Originally poster boys for the emo revival movement, Citizen have done their utmost to distance themselves from the angst-riddled, post-pop-punk of 2013’s ‘Youth’ with each subsequent release.
While ‘Everybody Is Going To Heaven’ was an initially misunderstood follow-up that saw the band pursue a decidedly darkened, grunge route, the arguably more focused, melodious ‘As You Please’ was heralded by many as the definitive project Mat Kerekes and his bandmates had been striving to craft up until that point.
It shouldn’t really come as much of a surprise then that ‘Life In Your Glass World’ is their most natural sounding follow-up to a preceding album yet, with plenty of the crisp clarity and pop-rock sensibility still intact.

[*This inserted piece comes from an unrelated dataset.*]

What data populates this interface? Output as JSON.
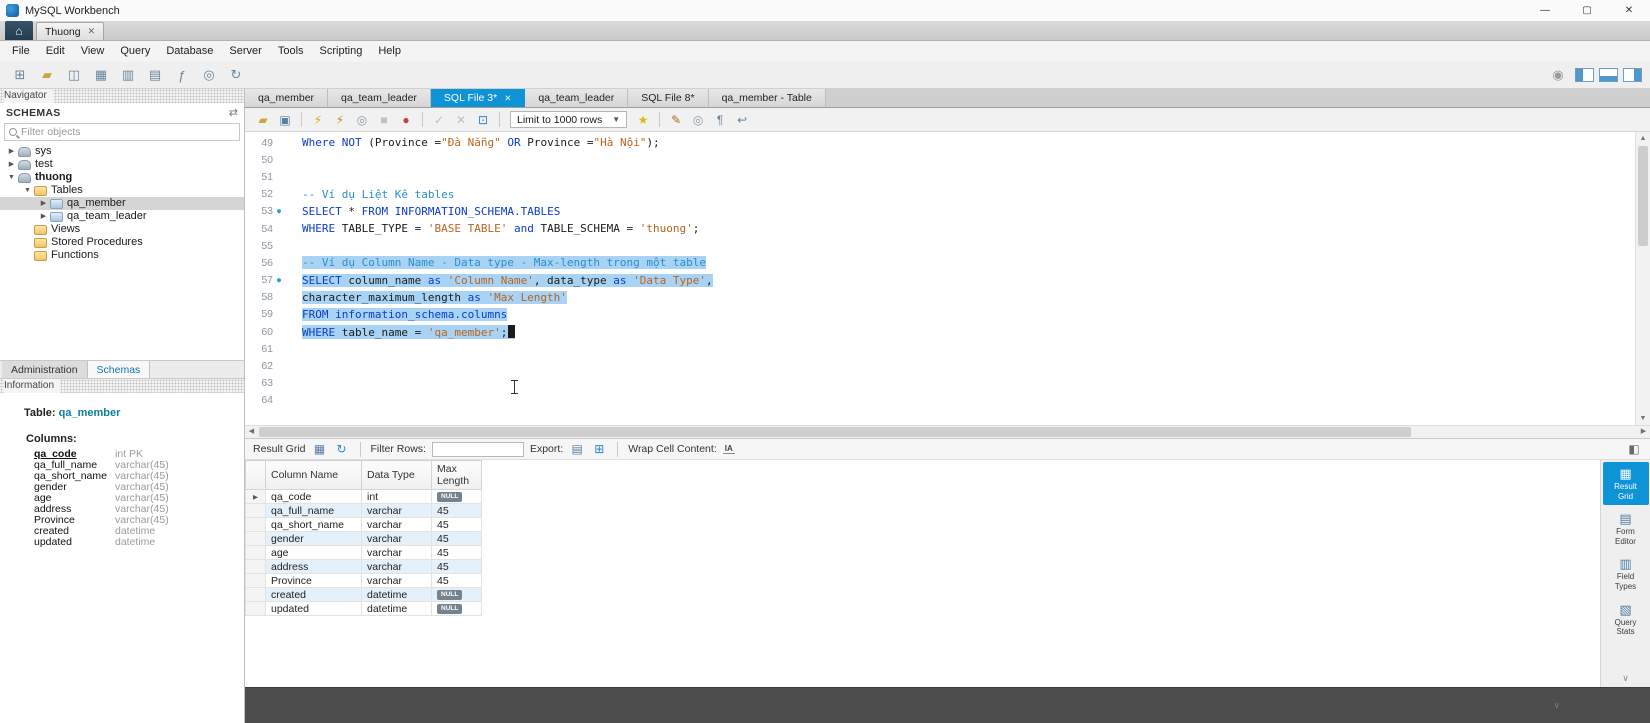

That isn’t to say that the Ohio band’s fourth full-length is less inspired, or wades in the shadow of its predecessor. By finally striking a core, comfortable sound, ample room is now available for differing ideas to help shade and elevate the material.
For starters, this is easily the most danceable Citizen album yet, with tracks like the curb-stomping opener ‘Death Dance Approximately’ as well as both singles, ‘I Want To Kill You’ and ‘Blue Sunday’, featuring balls out grooves, funky riffs, and, in the latter’s case, lush, vibrant chillwave synths.

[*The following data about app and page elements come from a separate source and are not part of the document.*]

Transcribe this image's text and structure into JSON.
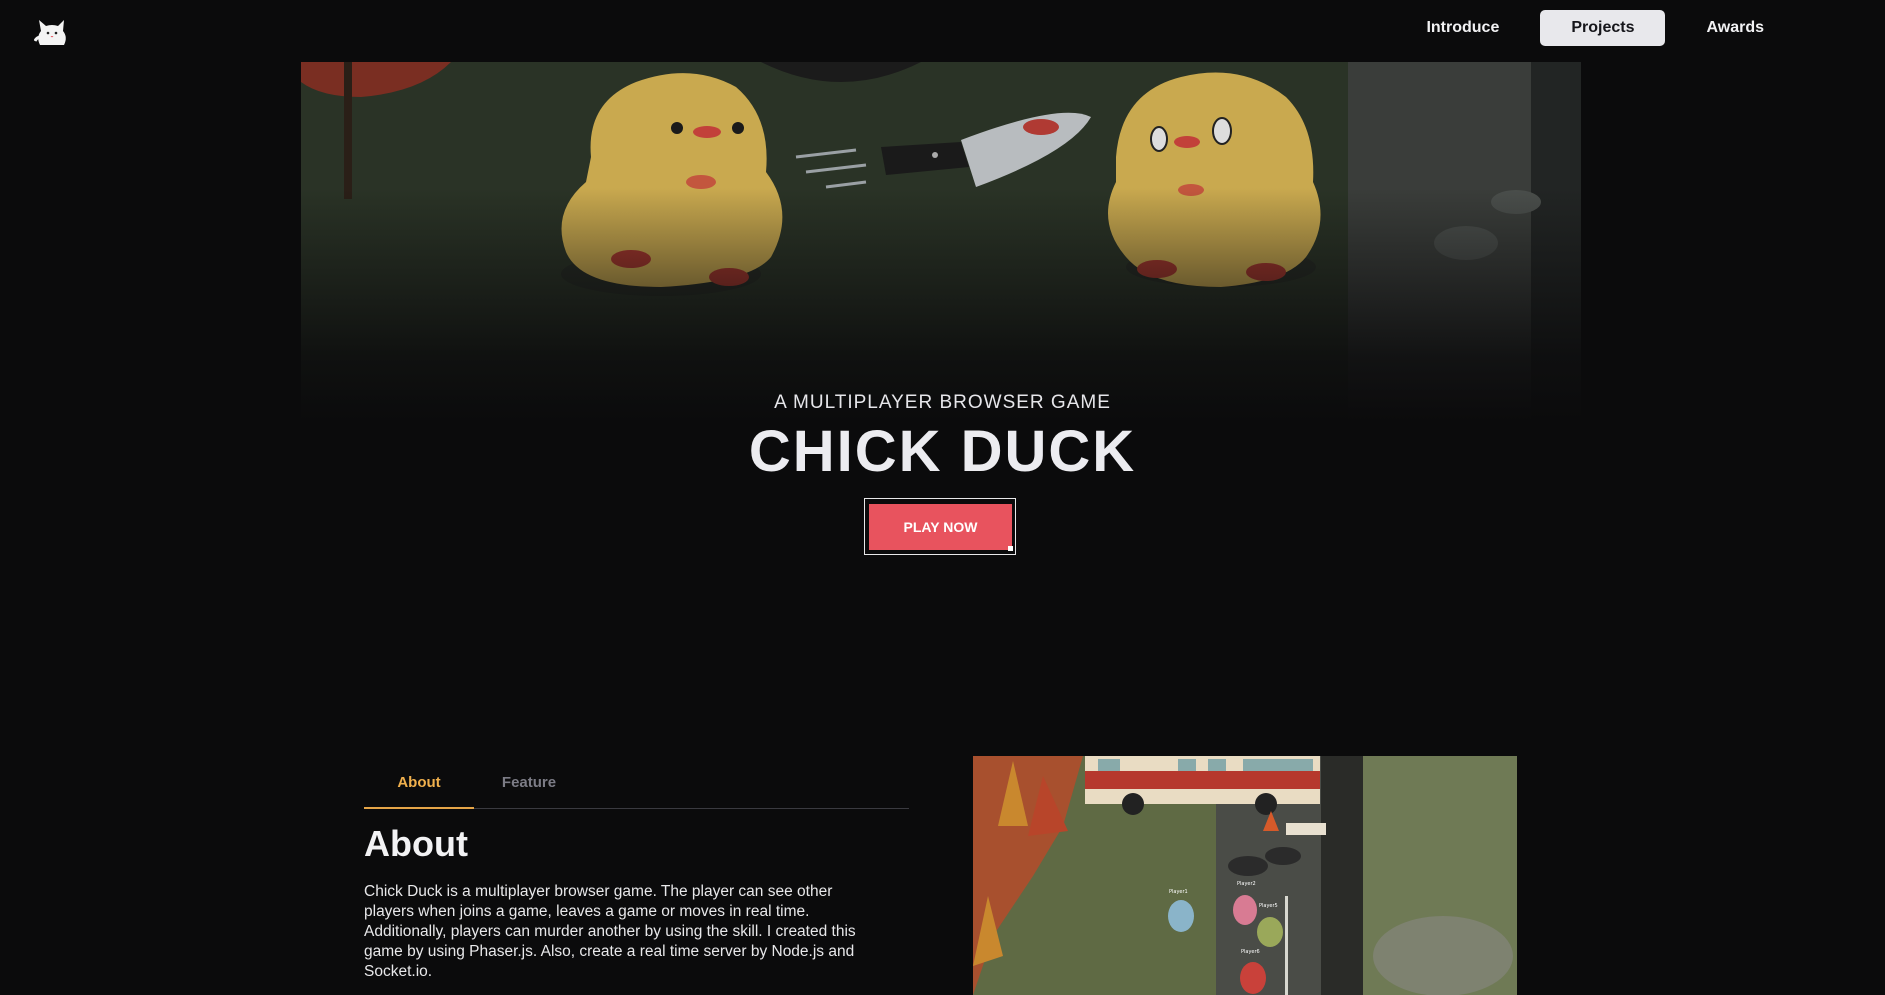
{
  "nav": {
    "links": [
      {
        "label": "Introduce"
      },
      {
        "label": "Projects"
      },
      {
        "label": "Awards"
      }
    ]
  },
  "hero": {
    "subtitle": "A MULTIPLAYER BROWSER GAME",
    "title": "CHICK DUCK",
    "play_label": "PLAY NOW"
  },
  "tabs": [
    {
      "label": "About"
    },
    {
      "label": "Feature"
    }
  ],
  "about": {
    "heading": "About",
    "text": "Chick Duck is a multiplayer browser game. The player can see other players when joins a game, leaves a game or moves in real time. Additionally, players can murder another by using the skill. I created this game by using Phaser.js. Also, create a real time server by Node.js and Socket.io."
  },
  "game_screenshot": {
    "players": [
      "Player1",
      "Player2",
      "Player5",
      "Player6"
    ]
  },
  "colors": {
    "background": "#0b0b0c",
    "accent_tab": "#e5a548",
    "play_button": "#e8535e",
    "nav_active_bg": "#e8e8ec"
  }
}
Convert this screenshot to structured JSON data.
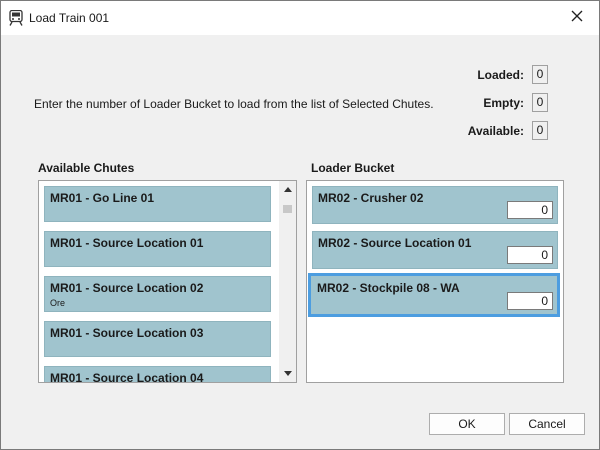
{
  "window": {
    "title": "Load Train 001"
  },
  "stats": [
    {
      "label": "Loaded:",
      "value": "0"
    },
    {
      "label": "Empty:",
      "value": "0"
    },
    {
      "label": "Available:",
      "value": "0"
    }
  ],
  "instruction": "Enter the number of Loader Bucket to load from the list of Selected Chutes.",
  "available_chutes": {
    "label": "Available Chutes",
    "items": [
      {
        "title": "MR01 - Go Line 01",
        "sub": ""
      },
      {
        "title": "MR01 - Source Location 01",
        "sub": ""
      },
      {
        "title": "MR01 - Source Location 02",
        "sub": "Ore"
      },
      {
        "title": "MR01 - Source Location 03",
        "sub": ""
      },
      {
        "title": "MR01 - Source Location 04",
        "sub": ""
      }
    ]
  },
  "loader_bucket": {
    "label": "Loader Bucket",
    "items": [
      {
        "title": "MR02 - Crusher 02",
        "qty": "0"
      },
      {
        "title": "MR02 - Source Location 01",
        "qty": "0"
      },
      {
        "title": "MR02 - Stockpile 08 - WA",
        "qty": "0"
      }
    ]
  },
  "buttons": {
    "ok": "OK",
    "cancel": "Cancel"
  },
  "colors": {
    "item_bg": "#a0c4ce",
    "selected_border": "#4c9de0",
    "window_bg": "#f0f0f0"
  }
}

Elsewhere, you’ve got the menacing, krautrock leaning banger, ‘Fight Beat’, that pulses with a monotonous, hypnotic bass line and robotic vocals, resulting in one of the strangest additions to the Citizen canon yet. Where predominately acoustic cuts ‘Glass World’ and ‘Winter Buds’ bare the most similarity to Kerekes‘ solo work, there’s a definite sense that the band are now at a place to sonically bridge the divide, as evidenced by the fuzzed-out guitar solo crescendo towards the backend of the latter.
The perplexing thing about ‘Life In Your Glass World’ is how at odds Kerekes appears to be with the colourful, often upbeat musical backdrops he places himself and his uncertain lyricism against. A persistent point of contention is the desire to leave behind the more brutal honesty and hurt explored on earlier releases, with constant references made to a reluctance to cling to past pain or sell wounds for success. Even the “you” of ‘I Want To Kill You’ could allude to the pressures to endlessly meet fan pressure or expectation, or it could be addressing the more youthful, exposed identity Kerekes desires to leave behind, both musically and personally.

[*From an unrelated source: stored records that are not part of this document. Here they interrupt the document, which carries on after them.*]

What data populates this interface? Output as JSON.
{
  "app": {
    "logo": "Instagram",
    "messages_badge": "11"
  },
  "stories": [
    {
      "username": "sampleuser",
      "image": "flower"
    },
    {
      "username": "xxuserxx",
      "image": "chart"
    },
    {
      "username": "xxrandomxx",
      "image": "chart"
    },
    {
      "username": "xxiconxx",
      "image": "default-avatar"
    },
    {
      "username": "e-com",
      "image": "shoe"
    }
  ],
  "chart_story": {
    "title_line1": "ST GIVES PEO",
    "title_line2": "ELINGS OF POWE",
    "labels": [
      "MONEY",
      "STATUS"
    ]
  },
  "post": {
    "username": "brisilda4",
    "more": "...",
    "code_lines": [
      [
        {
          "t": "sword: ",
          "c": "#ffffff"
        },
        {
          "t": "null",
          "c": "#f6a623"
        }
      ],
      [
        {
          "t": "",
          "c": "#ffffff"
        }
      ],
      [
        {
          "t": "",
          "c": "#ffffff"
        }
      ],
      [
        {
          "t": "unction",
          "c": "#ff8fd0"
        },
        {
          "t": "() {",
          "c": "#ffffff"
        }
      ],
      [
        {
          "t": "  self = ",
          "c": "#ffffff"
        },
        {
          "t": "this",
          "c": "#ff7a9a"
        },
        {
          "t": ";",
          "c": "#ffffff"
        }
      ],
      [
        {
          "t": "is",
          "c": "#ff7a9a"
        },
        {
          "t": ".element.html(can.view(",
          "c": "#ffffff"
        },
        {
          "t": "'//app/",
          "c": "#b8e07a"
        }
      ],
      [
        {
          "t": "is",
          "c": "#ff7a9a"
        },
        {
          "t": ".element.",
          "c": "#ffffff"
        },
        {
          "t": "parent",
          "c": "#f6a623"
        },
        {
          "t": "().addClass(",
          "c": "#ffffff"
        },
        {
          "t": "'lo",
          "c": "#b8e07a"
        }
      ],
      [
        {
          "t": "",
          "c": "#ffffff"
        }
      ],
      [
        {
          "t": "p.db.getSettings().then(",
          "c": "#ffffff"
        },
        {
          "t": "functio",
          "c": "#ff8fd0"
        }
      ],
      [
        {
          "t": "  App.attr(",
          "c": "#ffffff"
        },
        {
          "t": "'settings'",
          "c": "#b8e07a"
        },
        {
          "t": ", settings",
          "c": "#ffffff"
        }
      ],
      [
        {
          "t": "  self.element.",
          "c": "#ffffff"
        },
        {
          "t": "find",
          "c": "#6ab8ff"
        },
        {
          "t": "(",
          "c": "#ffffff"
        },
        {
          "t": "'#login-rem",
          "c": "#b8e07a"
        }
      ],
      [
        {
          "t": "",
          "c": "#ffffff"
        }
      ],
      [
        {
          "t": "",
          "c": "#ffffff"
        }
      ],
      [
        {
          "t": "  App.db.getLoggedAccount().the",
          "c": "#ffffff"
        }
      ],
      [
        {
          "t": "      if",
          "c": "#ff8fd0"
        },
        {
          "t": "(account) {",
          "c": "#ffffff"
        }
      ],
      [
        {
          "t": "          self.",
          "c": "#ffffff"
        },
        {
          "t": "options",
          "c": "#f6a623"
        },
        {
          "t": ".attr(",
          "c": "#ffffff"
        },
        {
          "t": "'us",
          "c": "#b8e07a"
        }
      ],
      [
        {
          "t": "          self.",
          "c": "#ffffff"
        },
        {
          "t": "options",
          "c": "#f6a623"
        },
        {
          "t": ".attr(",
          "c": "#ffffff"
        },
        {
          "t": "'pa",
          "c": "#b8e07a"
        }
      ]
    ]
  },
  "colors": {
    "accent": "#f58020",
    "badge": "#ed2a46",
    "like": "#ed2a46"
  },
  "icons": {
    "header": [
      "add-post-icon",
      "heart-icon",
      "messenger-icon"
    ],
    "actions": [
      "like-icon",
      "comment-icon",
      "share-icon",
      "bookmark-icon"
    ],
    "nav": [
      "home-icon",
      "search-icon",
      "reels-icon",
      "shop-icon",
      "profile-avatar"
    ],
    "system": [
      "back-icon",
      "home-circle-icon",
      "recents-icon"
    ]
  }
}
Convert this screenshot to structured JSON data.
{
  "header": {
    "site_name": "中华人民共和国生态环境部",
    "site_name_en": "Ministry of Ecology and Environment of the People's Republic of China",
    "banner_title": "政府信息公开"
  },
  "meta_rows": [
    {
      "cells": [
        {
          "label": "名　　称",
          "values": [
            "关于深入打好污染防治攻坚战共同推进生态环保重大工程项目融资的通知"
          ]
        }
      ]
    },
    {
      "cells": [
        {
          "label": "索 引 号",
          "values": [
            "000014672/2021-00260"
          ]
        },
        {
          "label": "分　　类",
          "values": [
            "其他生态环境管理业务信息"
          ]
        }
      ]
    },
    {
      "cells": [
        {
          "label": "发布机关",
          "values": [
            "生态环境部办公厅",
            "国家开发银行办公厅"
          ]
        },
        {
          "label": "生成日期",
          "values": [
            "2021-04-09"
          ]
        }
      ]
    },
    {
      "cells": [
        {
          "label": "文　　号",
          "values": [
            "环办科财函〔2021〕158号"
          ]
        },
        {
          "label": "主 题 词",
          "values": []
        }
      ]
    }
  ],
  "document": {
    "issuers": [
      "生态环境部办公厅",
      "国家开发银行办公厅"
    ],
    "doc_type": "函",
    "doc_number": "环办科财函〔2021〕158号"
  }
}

On the invigorating, bittersweet closer ‘Edge Of The World’, we’re assured that “though I feel undone, I got more to offer”. It’s a small but vital summarisation and plea to push forward through the struggles explored in both Kerekes‘ glass world and our own.
Lover of choons, flums, bukes and such. I like making music. I like writing about music. I like burgers and emo-trap. Also suffer from a slight case of knowitallism. I wish every song had a breakdown.